Most people, when thinking about a logo for their business or club, start by producing something for their business cards, stationery, advertising posters etc, and only later realise that it is also a good idea to have their logo on their garments, such as Polo shirts, aprons, or caps etc.
As a result, we often receive images of highly coloured logos that contain a lot of fine detail. There may also be a lot of outlining around such detail to emphasise it. This scenario is further compounded by the design having text – such as a business name – which uses very small lettering, often a thin, cursive script – or an elaborate Serif font.
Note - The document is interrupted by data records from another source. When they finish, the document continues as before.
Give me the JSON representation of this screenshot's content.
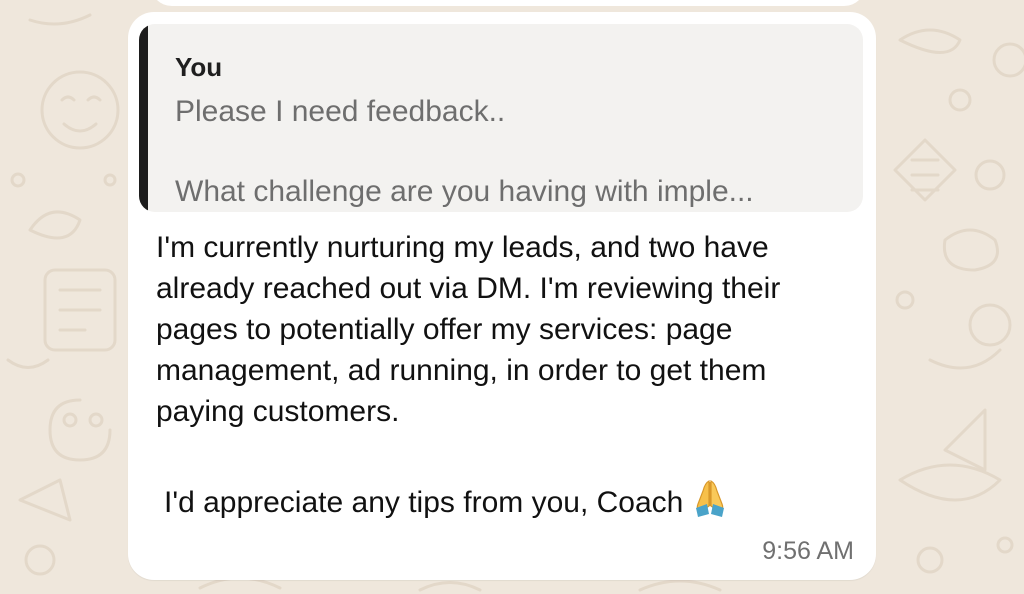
{
  "quoted_message": {
    "author": "You",
    "line_1": "Please I need feedback..",
    "line_2": "What challenge are you having with imple..."
  },
  "message": {
    "lines": [
      "I'm currently nurturing my leads, and two have",
      "already reached out via DM. I'm reviewing their",
      "pages to potentially offer my services: page",
      "management, ad running, in order to get them",
      "paying customers."
    ],
    "closing": "I'd appreciate any tips from you, Coach",
    "emoji": "folded-hands-icon",
    "time": "9:56 AM"
  },
  "colors": {
    "wallpaper": "#efe7dc",
    "bubble": "#ffffff",
    "quote_background": "#f3f2f0",
    "quote_bar": "#1d1d1d",
    "quote_text": "#6e6e6e",
    "message_text": "#111111",
    "timestamp": "#707070"
  }
}
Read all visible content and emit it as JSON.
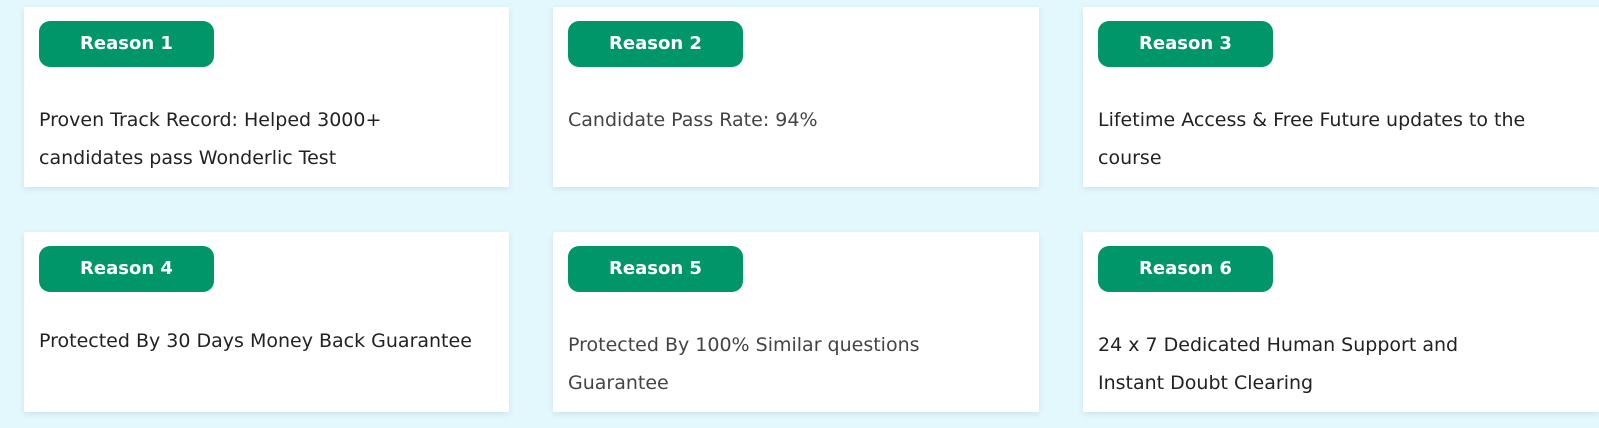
{
  "reasons": [
    {
      "badge": "Reason 1",
      "text": "Proven Track Record: Helped 3000+ candidates pass Wonderlic Test"
    },
    {
      "badge": "Reason 2",
      "text": "Candidate Pass Rate: 94%"
    },
    {
      "badge": "Reason 3",
      "text": "Lifetime Access & Free Future updates to the course"
    },
    {
      "badge": "Reason 4",
      "text": "Protected By 30 Days Money Back Guarantee"
    },
    {
      "badge": "Reason 5",
      "text": "Protected By 100% Similar questions Guarantee"
    },
    {
      "badge": "Reason 6",
      "text": "24 x 7 Dedicated Human Support  and Instant Doubt Clearing"
    }
  ],
  "colors": {
    "background": "#e3f8fd",
    "card": "#ffffff",
    "badge": "#009669",
    "badge_text": "#ffffff",
    "body_text": "#222222"
  }
}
While such a logo can easily be printed onto a small business card or letterhead, and look visually stunning, it is often simply not possible to satisfactorily to reproduce the same level of detail using embroidery, as it boils down to the resolution achievable on an embroidery machine, as opposed to that from a modern print process, or computer screen – and there is a big difference!
However, all is not lost! By following a few simple rules, your logo can still be visually appealing, and convey the “Brand Image” that you wish. So here are a few pointers toward achieving an embroidered logo you will be proud to wear. We would also say that these are not only our suggestions, it is industry standard advice that can be found all over the internet should you “Google” something like “What makes a good logo design for embroidery” or similar:
1) It is preferrable that the main elements that make up the design be solid blocks of colour, avoiding if possible, a lot of closely spaced sharp points, as again, some of the fine detail will be lost
Our maximum recommended size for left chest embroidery is approx 100-110mm wide. The actual size of garment can play a part here, as a small “Ladies-fitT” shirt, will not provide the same space for “hooping” the garment, as does a “Large i.e. 4XL” in the “Male” equivalent.
We would suggest avoiding outlines or shadowing on lettering with embroidery as it does not always achieve suitable results – it rather depends on the material being embroidered
2) Shaded fills, while possible to a limited degree, often cannot be reproduced very accurately – especially at small sizes, and are best avoided if at all possible. as a reel of embroidery thread is the same single colour from start to finish. Where one colour ends, and another begins, will result in a sharp division between the two. Therefore transitions from, for example, black, through various shades of grey, to white cannot easily be achieved – especially in a small space such as a left chest or cap logo.
3)Consider the colours in your logo, with regard to colour of the item the logo is to be stitched on. We regularly get requests for designs that may be mainly in a solid colour, and the client wants it stitched on a garment that is the same colour! Requests for black on black for example, are very popular – as are blue on blue, or green on green etc. particularly with the lettering. When we point out that the embroidery will not show against a similarly coloured background, the client often says “Oh! I never thought about that!
The above represent a few of the pitfalls that can be encountered when deciding that you want your existing logo embroidered on a garment, in order to promote your business – there are some others as well.
In an ideal world, you would design your logo for embroidery first, and then use that design for you stationery etc. However, it does not always happen that way – and it is not the end of the world. At Mother Goose embroidery, we are always very willing to assist you with getting your logo onto garments, and will liase closely with you in overcoming any possible problems, so that we, as well as you, will be very satisfied with the final product.
We are more than happy to hear from you at any time – just send us a message or phone us.